So in his stay-at-home mode from NYC, Mr. Ripp said he was perusing his official guide to the fair that he had picked up at a vintage shop in Hudson, N.Y. (an interesting community, I have to add), and while he grew up in Pittsburgh and didn’t make it to the fair, he said he marveled at the futuristic pavilions and drive-through dioramas (in a Ford convertible) from the pages of Life Magazine on his grandparents’ porch.
You can buy the 312-page guide online, but what you learn is the world’s fair was a giant trade show, and I remember some of the stuff vividly. In fact, I won a very cool Ford Torino model for screaming the loudest at one exhibit.
Mr. Ripp said he was fascinated by displays in the guide like for Schrafft’s restaurants and cocktail lounges (33 locations across the city). Yes, this is a bit parochial, but some of us growing up vividly remember Schrafft’s. And at the World’s Fair, it had a pavilion where you could purchase a ham sandwich and soup for 95 cents. Schrafft’s was also known for its ice cream, which is why our family would from time to time go to one when we were in the Big Apple.
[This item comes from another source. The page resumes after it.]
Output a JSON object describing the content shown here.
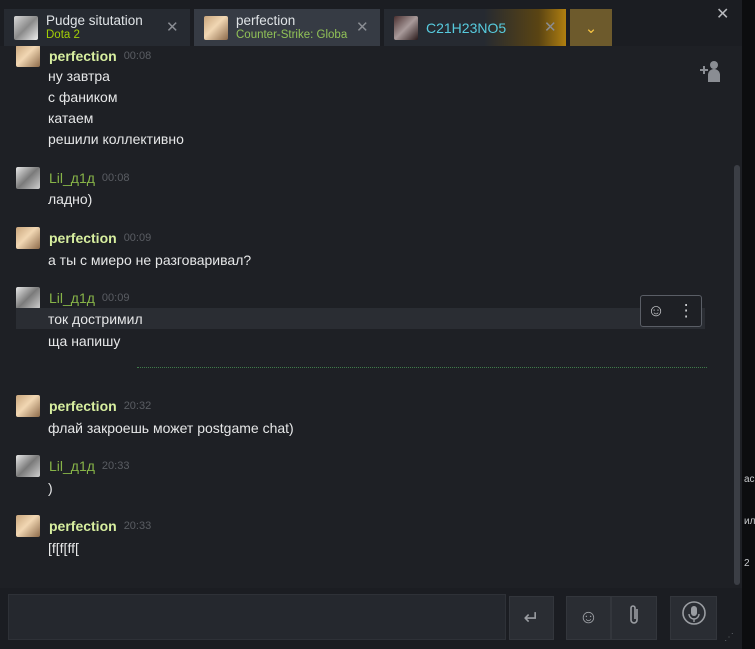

But the fair was really about the future of technology, with General Electric touting “an all-electric city”!
Technology and beer, that is.
Rheingold recreated old New York for its pavilion, a “cobblestoned, gaslighted New York City street of 1904,” with occasional appearances by a barbershop quartet (not big on this…used to get dragged to see them at local concerts by my parents) and Miss Rheingold herself! [I was into that.]
Schaefer created the longest bar in the world, 100-feet long.
Seeing as I was only six and not drinking beer yet, my parents didn’t take my brother and I into these last two exhibitions.
--This Saturday, NBC will air the leadup to the 2015 Kentucky Derby that kicked off American Pharoah’s Triple Crown run. [Bet on Pharoah…just a little tip from moi…] The broadcast will also highlight Churchill Downs’ first-ever virtual race – The Kentucky Derby…a computer-simulated version. If you are using a Commodore computer, don’t bet on this one.
Top 3 songs for the week 4/27/74: #1 “TSOP (The Sound of Philadelphia)” (MFSB featuring The Three Degrees) #2 “Bennie And The Jets” (Elton John…this and “Your Song” my two favorites of his…) #3 “Best Thing That Happened Ever To Me” (Gladys Knight & The Pips…always had a problem with this group…kind of like my mother not liking Anne Murray…)…and…#4 “The Loco-Motion” (Grand Funk) #5 “Oh My My” (Ringo Starr) #6 “Hooked On A Feeling” (Blue Swede) #7 “Come And Get Your Love” (Redbone) #8 “Dancing Machine” (The Jackson 5…possibly their worst ‘hit’…) #9 “I’ll Have To Say I Love You In A Song” (Jim Croce…his best…OK, “Time In A Bottle” also solid…) #10 “Lookin’ For A Love” (Bobby Womack…no relation to former Yankee pitcher Dooley Womack… ‘B’ week…)
*Just looked up Dooley Womack’s record. The guy was OK! Pitching from 1966-70 with the Yankees and others, he had a 19-18 record in 193 games, but with a solid 2.95 ERA. In 1967, for an otherwise godawful Yankees team (72-90), Womack was 5-6, 2.41, but with 18 saves. Kind of makes you want to treat the kid out of Columbia, S.C., with a little more respect, as Pigpen would have said.
College Baseball Quiz Answer: Where the following Golden Spikes Award winners went to college…Andrew Benintendi (Univ. of Arkansas), Kris Bryant (Univ. of San Diego), Trevor Bauer (UCLA), Bryce Harper (College of Southern Nevada), Stephen Strasburg (San Diego State), Buster Posey (Florida State), David Price (Vanderbilt), Tim Lincecum (Univ. of Washington).
Next Bar Chat, Monday.